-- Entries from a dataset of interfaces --
--*--
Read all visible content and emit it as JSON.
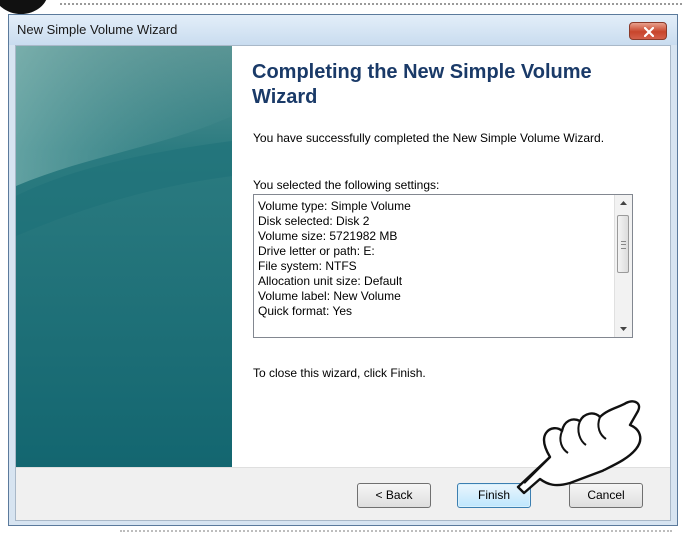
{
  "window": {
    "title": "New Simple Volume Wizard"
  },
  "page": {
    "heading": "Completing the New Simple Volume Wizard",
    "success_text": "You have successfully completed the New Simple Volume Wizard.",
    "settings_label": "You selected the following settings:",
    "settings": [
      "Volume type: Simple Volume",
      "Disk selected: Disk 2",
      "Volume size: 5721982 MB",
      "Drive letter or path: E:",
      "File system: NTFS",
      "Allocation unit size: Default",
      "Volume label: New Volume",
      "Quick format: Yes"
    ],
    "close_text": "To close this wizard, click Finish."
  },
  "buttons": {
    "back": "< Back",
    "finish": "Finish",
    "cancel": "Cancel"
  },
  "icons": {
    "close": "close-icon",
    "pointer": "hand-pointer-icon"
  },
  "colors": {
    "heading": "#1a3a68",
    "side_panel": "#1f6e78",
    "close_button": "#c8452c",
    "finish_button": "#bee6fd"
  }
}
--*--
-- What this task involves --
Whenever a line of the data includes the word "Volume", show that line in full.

-- Response to the task --
    "title": "New Simple Volume Wizard"
    "heading": "Completing the New Simple Volume Wizard",
    "success_text": "You have successfully completed the New Simple Volume Wizard.",
      "Volume type: Simple Volume",
      "Volume size: 5721982 MB",
      "Volume label: New Volume",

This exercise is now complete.